— A broccoli and white bean ragout with romano cheese, which can be used as an appetizer or side dish. She will often serve it paired with shrimp or sausage, or as the bed beneath a main entree, replacing the more typical rice, potato or pasta. She also loves it topped with crumbled bacon, if you’d like to try something a bit more decadent. While the recipe calls for cannellini beans (white kidney beans), you can substitute large white butter beans (lima beans) instead. With its mixture of roasted broccoli, garlic and romano cheese, it was very well received by the nine class participants.
Because blueberries are at the top of Basile's list in terms of high nutritional impact (providing potent doses of antioxidants, vitamins C, E and K, manganese and fiber), she began the class by making up a batch of blueberry muffins to use as an accompaniment for dinner, reminding us that “breakfast is something that is overlooked.”
One of her tricks to making a recipe more healthful it to use unbleached flour, and to exchange half of the designated amount for whole wheat flour. Most recipes, she said, will become too tough if you substitute the full amount with whole wheat flour. And because processed white sugar is “too far from the original,” she prefers to use brown or raw.
While the muffins were baking, Basile followed up by preparing the salmon so it could cook in the oven, along with the roasted beets. Basile’s advice on making the salmon: When you pat the quinoa onto the salmon, press quite firmly to make sure it sticks, in what she referred to as a “not too thick, but not too thin” layer. And when it comes to the searing, “be patient,” she said. Lift an edge periodically, to make sure the crust doesn’t burn. The goal, she said, is “to make a light, airy, crispy crust.”

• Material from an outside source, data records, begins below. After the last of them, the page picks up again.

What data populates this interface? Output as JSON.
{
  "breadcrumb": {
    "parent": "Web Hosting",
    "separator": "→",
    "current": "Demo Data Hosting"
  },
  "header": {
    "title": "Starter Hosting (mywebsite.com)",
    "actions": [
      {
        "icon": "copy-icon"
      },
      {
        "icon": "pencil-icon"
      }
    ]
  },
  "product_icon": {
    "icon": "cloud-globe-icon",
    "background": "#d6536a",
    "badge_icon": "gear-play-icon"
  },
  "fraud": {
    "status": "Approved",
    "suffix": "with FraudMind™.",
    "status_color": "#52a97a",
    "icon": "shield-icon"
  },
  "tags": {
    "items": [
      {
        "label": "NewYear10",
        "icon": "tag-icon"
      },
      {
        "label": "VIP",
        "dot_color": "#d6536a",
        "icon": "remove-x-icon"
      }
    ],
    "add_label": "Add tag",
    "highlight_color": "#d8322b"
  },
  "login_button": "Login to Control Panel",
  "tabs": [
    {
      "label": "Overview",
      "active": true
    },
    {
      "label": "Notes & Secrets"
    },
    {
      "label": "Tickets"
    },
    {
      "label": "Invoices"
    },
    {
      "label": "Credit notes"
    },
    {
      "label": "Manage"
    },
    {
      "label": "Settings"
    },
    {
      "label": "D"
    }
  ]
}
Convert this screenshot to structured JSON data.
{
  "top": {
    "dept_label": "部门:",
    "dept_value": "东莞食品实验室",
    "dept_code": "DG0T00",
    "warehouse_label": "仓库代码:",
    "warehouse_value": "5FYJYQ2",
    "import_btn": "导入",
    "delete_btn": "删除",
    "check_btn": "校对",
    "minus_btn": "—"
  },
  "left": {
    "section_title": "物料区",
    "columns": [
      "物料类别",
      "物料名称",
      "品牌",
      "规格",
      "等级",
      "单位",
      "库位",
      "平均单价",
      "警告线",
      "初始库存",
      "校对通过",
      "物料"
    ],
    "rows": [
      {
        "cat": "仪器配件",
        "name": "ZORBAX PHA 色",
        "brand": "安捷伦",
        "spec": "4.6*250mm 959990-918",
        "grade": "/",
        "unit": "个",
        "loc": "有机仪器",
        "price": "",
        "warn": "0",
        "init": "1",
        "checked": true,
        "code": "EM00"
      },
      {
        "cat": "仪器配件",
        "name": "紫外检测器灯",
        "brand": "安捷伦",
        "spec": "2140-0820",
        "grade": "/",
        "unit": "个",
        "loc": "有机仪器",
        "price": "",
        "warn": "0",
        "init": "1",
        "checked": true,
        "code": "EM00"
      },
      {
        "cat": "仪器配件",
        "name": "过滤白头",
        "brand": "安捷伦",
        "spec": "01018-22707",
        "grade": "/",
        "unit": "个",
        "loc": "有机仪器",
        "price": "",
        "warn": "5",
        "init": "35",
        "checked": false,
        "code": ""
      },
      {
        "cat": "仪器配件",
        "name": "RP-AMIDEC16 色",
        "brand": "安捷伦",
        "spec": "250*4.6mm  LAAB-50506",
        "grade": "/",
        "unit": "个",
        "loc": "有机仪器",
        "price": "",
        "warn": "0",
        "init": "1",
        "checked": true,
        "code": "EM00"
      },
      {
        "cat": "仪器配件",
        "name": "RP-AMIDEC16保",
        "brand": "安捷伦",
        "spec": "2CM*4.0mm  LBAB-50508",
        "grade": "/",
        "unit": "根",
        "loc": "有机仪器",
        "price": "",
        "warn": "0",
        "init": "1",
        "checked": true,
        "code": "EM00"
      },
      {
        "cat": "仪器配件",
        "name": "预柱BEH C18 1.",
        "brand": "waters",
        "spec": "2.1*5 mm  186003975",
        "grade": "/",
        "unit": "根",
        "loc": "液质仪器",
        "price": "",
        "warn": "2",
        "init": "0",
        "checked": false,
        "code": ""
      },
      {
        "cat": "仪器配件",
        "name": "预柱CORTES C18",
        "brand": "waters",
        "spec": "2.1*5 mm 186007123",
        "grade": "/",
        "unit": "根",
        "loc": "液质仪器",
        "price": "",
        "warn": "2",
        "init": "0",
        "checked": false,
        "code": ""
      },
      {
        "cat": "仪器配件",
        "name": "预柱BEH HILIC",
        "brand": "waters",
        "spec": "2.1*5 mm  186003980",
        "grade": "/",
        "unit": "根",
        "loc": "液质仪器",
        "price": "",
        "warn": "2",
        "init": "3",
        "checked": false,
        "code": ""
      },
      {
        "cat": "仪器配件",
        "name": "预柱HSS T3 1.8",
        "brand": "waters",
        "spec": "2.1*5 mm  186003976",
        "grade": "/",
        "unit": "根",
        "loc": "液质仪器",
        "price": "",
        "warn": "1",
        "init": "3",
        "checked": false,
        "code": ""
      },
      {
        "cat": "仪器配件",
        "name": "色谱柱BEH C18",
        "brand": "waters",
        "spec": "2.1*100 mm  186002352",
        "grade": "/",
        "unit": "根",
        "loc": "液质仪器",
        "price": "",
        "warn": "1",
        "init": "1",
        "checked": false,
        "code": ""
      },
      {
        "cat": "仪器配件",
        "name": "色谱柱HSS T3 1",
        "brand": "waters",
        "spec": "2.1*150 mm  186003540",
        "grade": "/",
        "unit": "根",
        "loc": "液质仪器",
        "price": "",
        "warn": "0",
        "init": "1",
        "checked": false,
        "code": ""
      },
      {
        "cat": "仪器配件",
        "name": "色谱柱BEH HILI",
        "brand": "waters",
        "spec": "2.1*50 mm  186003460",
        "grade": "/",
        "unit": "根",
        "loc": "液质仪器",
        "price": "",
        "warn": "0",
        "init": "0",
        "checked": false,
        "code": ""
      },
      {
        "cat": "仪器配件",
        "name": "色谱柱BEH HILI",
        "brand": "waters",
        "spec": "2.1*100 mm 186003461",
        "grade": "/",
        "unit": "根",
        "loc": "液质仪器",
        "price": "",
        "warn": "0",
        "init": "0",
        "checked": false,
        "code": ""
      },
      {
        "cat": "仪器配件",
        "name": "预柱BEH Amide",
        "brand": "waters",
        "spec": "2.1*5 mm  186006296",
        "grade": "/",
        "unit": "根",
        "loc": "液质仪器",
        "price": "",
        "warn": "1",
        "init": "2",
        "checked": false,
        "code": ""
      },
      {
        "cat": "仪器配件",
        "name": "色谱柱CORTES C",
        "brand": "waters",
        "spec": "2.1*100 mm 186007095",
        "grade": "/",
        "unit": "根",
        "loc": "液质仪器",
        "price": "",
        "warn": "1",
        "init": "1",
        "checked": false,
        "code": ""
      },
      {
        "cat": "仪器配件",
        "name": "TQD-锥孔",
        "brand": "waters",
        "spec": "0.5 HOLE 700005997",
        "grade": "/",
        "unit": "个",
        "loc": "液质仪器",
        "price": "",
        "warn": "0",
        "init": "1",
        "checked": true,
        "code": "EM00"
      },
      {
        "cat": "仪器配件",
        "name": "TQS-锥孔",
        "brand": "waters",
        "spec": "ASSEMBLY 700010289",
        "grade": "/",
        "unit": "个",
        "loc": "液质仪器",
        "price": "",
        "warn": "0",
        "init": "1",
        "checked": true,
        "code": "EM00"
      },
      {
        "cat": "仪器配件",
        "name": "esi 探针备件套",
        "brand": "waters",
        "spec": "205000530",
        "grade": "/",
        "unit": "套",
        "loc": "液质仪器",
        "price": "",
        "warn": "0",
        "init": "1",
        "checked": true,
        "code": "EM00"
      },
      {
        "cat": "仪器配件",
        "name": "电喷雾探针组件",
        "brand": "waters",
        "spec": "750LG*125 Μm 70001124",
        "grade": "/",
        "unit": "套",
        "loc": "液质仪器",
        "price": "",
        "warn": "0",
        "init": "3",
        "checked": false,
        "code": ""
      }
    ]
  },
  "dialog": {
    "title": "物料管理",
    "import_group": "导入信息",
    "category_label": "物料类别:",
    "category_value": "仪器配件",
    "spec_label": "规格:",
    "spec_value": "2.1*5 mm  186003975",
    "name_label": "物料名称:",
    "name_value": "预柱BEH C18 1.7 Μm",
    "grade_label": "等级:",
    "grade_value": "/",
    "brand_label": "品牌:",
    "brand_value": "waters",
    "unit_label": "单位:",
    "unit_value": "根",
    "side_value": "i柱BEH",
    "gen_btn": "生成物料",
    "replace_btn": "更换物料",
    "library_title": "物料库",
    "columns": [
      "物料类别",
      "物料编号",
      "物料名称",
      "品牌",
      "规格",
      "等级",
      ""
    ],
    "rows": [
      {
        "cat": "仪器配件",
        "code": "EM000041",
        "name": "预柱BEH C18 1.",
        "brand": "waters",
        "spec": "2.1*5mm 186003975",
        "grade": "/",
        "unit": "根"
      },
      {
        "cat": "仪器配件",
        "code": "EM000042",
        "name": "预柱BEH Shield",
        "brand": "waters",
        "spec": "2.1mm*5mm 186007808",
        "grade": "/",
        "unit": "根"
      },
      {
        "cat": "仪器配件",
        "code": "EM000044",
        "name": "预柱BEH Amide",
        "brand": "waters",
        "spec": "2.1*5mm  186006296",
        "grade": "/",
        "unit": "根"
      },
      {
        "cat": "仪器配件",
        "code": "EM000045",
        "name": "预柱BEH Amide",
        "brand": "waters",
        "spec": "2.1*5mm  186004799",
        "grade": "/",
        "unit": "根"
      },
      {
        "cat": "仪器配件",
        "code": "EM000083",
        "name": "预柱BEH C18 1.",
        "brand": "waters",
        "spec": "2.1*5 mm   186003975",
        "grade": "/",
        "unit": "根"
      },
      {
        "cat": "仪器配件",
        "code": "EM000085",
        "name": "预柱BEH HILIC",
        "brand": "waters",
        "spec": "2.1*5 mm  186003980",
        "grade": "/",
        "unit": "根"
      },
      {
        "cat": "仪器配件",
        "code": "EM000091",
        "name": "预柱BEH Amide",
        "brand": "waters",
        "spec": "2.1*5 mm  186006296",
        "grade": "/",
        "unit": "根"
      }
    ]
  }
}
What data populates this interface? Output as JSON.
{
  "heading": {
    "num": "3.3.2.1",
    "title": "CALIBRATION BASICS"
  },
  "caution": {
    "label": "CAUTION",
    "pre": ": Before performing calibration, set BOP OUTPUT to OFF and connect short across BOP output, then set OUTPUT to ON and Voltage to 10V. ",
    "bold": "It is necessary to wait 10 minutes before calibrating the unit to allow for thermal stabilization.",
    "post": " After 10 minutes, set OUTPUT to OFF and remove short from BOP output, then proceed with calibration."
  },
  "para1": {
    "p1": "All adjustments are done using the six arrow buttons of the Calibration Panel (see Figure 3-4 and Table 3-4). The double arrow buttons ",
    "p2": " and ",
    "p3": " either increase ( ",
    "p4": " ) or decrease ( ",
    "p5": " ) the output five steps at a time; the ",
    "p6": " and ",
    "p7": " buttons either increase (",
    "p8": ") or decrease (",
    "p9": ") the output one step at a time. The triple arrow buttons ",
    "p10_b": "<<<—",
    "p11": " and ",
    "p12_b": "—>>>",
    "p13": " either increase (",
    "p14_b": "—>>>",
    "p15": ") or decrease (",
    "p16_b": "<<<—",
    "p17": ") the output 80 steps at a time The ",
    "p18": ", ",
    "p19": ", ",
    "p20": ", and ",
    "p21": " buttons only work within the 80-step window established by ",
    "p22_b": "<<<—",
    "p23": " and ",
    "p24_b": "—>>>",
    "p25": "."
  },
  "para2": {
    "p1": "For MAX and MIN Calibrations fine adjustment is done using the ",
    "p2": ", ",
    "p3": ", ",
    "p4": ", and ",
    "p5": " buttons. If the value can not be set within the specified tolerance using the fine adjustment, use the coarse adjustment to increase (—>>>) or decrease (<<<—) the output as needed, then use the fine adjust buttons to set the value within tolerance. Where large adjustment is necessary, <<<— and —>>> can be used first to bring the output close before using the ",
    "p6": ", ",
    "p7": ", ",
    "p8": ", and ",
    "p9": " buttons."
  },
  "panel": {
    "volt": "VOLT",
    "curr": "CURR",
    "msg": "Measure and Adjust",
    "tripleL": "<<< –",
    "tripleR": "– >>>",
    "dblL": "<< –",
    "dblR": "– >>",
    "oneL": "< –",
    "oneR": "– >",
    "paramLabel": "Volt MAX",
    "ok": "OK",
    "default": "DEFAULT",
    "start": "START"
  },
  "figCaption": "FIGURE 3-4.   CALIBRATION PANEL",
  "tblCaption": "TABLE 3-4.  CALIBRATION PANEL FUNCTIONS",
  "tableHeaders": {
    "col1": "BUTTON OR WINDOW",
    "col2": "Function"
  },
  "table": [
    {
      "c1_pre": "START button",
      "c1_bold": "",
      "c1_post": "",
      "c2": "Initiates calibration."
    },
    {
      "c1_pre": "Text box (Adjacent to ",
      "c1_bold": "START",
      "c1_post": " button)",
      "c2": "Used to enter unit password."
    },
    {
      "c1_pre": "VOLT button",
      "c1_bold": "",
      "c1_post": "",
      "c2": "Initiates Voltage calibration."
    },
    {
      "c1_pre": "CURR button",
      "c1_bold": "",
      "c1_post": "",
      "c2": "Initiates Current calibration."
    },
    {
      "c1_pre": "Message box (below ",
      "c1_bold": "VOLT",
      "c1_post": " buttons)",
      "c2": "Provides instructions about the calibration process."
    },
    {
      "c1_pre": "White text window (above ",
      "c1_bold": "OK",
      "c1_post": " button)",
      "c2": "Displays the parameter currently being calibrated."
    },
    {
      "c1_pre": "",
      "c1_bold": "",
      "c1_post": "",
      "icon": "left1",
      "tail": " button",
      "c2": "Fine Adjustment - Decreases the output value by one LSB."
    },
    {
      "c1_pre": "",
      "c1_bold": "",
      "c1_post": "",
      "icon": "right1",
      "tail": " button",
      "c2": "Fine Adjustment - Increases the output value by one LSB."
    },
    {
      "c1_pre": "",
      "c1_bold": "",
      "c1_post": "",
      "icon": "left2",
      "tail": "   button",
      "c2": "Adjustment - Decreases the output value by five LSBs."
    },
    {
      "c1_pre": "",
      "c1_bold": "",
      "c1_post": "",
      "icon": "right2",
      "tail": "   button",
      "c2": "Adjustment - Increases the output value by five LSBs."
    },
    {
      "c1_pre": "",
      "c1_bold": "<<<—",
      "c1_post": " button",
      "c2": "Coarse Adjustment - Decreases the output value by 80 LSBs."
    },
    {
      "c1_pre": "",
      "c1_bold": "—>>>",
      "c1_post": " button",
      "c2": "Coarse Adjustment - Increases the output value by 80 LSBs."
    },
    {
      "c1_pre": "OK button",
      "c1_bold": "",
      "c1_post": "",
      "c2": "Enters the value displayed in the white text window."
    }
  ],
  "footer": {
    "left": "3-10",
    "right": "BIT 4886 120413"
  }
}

Although salt and pepper are not superfoods, Basile laughingly admitted she is “a firm believer,” and uses both liberally in her cooking — stating the additional seasoning really does help bring out more flavor in the food you’re cooking.
Next up was the salad. “In this salad,” she said, “it’s all superfood!” It was made with tossed watercress (which has more vitamin C than orange juice, she noted), baby spinach and arugula, which she added because “watercress alone can be a little intense.” She also mentioned she prefers baby arugula because it offers a nice, peppery flavor without the bitterness of full-grown arugula. Sprinkled on top were cherry tomatoes, bright green, shelled edamame beans (soybeans), cooked wheatberries and macadamia nuts. Because of the avocado, basil and cilantro, the homemade dressing was a vibrant green, adding a bit of flare to this course.
One class participant was Central Maine Medical Center physician Erica Lovett, whose medical practice is based on the principles of integrative medicine. Integrative medicine, she said, “combines evidence-based conventional and complimentary therapies to help provide a holistic treatment goal.” She said she found Basile’s nutrition information useful for both personal and professional reasons.
I recommend you bring your appetite to one of Basile’s classes: At the end of the class, participants were treated to a full, meal-sized sampling, along with cups of jasmine tea served by Lane.
Basile has two upcoming classes scheduled at Life Ideals: “Cooking for a Restricted Diet” from 6 to 8 p.m. on July 19, (in which she will delve into gluten and dairy intolerance, as well as sugar substitutes), and a to-be-scheduled “How to Throw a Dinner Party” (in which she will provide both delicious recipes and advice on how to make it stress-free). The two-hour classes cost $35 each, and fill up quickly. To reserve your spot, call Life Ideals at 333-3507.